Records from a data source:
■ ■ ■

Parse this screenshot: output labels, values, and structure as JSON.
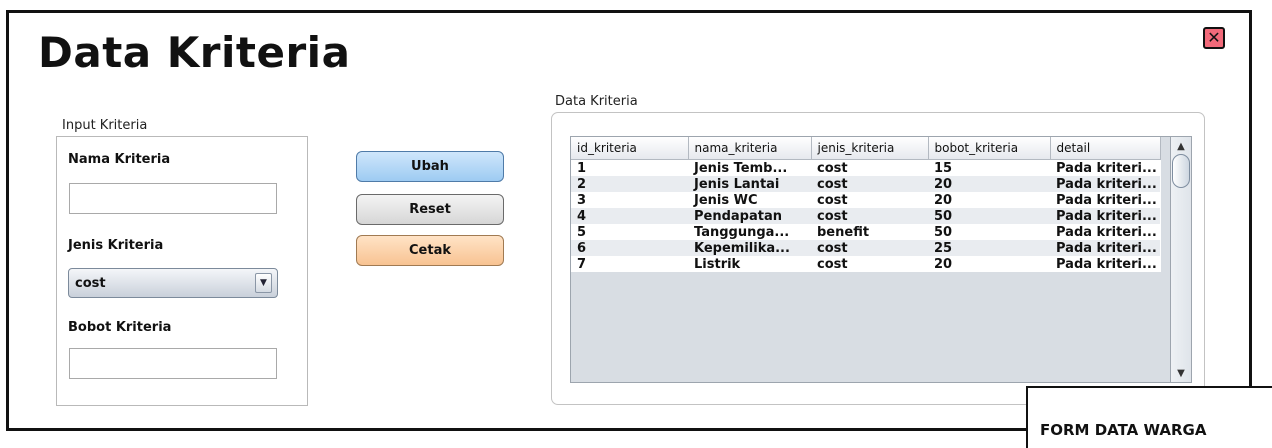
{
  "window": {
    "title": "Data Kriteria",
    "close_glyph": "✕"
  },
  "input_group": {
    "label": "Input Kriteria",
    "nama_label": "Nama Kriteria",
    "nama_value": "",
    "jenis_label": "Jenis Kriteria",
    "jenis_value": "cost",
    "bobot_label": "Bobot Kriteria",
    "bobot_value": ""
  },
  "buttons": {
    "ubah": "Ubah",
    "reset": "Reset",
    "cetak": "Cetak"
  },
  "table_group": {
    "label": "Data Kriteria",
    "columns": [
      "id_kriteria",
      "nama_kriteria",
      "jenis_kriteria",
      "bobot_kriteria",
      "detail"
    ],
    "rows": [
      [
        "1",
        "Jenis Temb...",
        "cost",
        "15",
        "Pada kriteri..."
      ],
      [
        "2",
        "Jenis Lantai",
        "cost",
        "20",
        "Pada kriteri..."
      ],
      [
        "3",
        "Jenis WC",
        "cost",
        "20",
        "Pada kriteri..."
      ],
      [
        "4",
        "Pendapatan",
        "cost",
        "50",
        "Pada kriteri..."
      ],
      [
        "5",
        "Tanggunga...",
        "benefit",
        "50",
        "Pada kriteri..."
      ],
      [
        "6",
        "Kepemilika...",
        "cost",
        "25",
        "Pada kriteri..."
      ],
      [
        "7",
        "Listrik",
        "cost",
        "20",
        "Pada kriteri..."
      ]
    ]
  },
  "scroll": {
    "up_glyph": "▲",
    "down_glyph": "▼"
  },
  "dropdown_glyph": "▼",
  "bottom_card": {
    "label": "FORM DATA WARGA"
  }
}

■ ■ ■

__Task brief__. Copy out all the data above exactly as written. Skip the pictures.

__Reply to the exercise__.
Parse this screenshot: output labels, values, and structure as JSON.
{
  "window": {
    "title": "Data Kriteria",
    "close_glyph": "✕"
  },
  "input_group": {
    "label": "Input Kriteria",
    "nama_label": "Nama Kriteria",
    "nama_value": "",
    "jenis_label": "Jenis Kriteria",
    "jenis_value": "cost",
    "bobot_label": "Bobot Kriteria",
    "bobot_value": ""
  },
  "buttons": {
    "ubah": "Ubah",
    "reset": "Reset",
    "cetak": "Cetak"
  },
  "table_group": {
    "label": "Data Kriteria",
    "columns": [
      "id_kriteria",
      "nama_kriteria",
      "jenis_kriteria",
      "bobot_kriteria",
      "detail"
    ],
    "rows": [
      [
        "1",
        "Jenis Temb...",
        "cost",
        "15",
        "Pada kriteri..."
      ],
      [
        "2",
        "Jenis Lantai",
        "cost",
        "20",
        "Pada kriteri..."
      ],
      [
        "3",
        "Jenis WC",
        "cost",
        "20",
        "Pada kriteri..."
      ],
      [
        "4",
        "Pendapatan",
        "cost",
        "50",
        "Pada kriteri..."
      ],
      [
        "5",
        "Tanggunga...",
        "benefit",
        "50",
        "Pada kriteri..."
      ],
      [
        "6",
        "Kepemilika...",
        "cost",
        "25",
        "Pada kriteri..."
      ],
      [
        "7",
        "Listrik",
        "cost",
        "20",
        "Pada kriteri..."
      ]
    ]
  },
  "scroll": {
    "up_glyph": "▲",
    "down_glyph": "▼"
  },
  "dropdown_glyph": "▼",
  "bottom_card": {
    "label": "FORM DATA WARGA"
  }
}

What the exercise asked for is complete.